There are a variety of damages that may be awarded in a personal injury lawsuit, and while most are meant to compensate the plaintiff for damages they have suffered as a result of their injury there can be extra damages that are awarded when the defendant’s behavior is determined to be especially negligent. Oftentimes these awards are called punitive or exemplary damages.
But what are punitive or exemplary damages? These are damages that are going to exceed simple compensation for the client and are awarded to punish the defendant. Whether punitive damages apply to your personal injury claim will depend on several factors and you can talk to your personal injury lawyer in Houston, TX such as the ones available at Zaid Law Offices to find out if punitive damages will be awarded in your claim.
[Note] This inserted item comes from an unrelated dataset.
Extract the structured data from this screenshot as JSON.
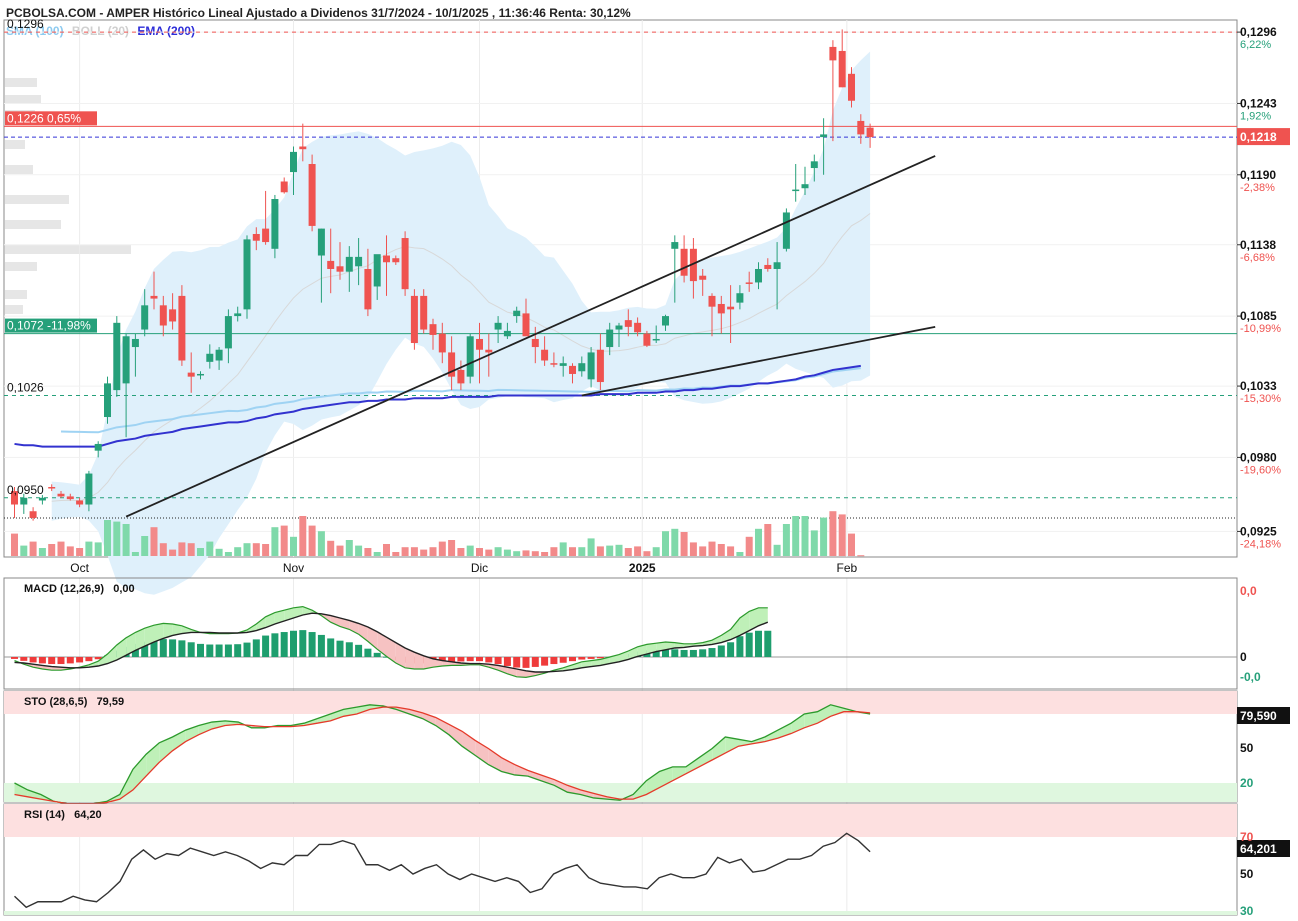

The main difference between punitive damages and compensatory damages is that compensatory damages which are also cut actual damages are the center of every personal injury claim and likely do not change between claims. Essentially actual damages are awarded to plaintiffs to compensate for damages, injuries and other losses that you have received as a result of negligence of another party during an accident or something else that is led to injuries.
Compensatory damages can include nearly anything, and personal injury cases these are often seen as medical bills, lost wages, reduced earning capacity, pain-and-suffering, and mental distress. The general idea is to collect any damages necessary to make the plaintiff whole even if these damages do not necessarily have a predetermined dollar amount tied to them.
On the other hand, punitive damages are not meant to give the plaintiff back something that was lost, instead they are to punish the defendant for their conduct as well as the terse American duck from other people. This is an example to society that the behavior of the defendant will not be tolerated and is used to create an example of someone.
Punitive damages are awarded when the defendant causes an accident , especially in a reckless or negligent way, however there are going to be legal criteria that must be met before the plaintiff can receive these damages. The plaintiff has to first demonstrate that the actual damages occurred, has been above they would do this through medical bills, pain-and-suffering or lost wages. If there are no actual damages awarded then punitive damages cannot occur. The plaintiff must also demonstrate that the defendant acted with gross negligence such as hating or conducting themselves in a way that a reasonable person in the same situation will not of known or involved in same degree of risk, and that the defendant knew the rest acted with disregard to their own safety as well as others.
An example of punitive damages in a very common case is drunk driving accidents. When a drunk driving accident occurs the plaintiff can argue that a regional person is going to understand the extreme degree of risk driving drunk involves and that the drunk driver got behind the will despite being aware of those risks.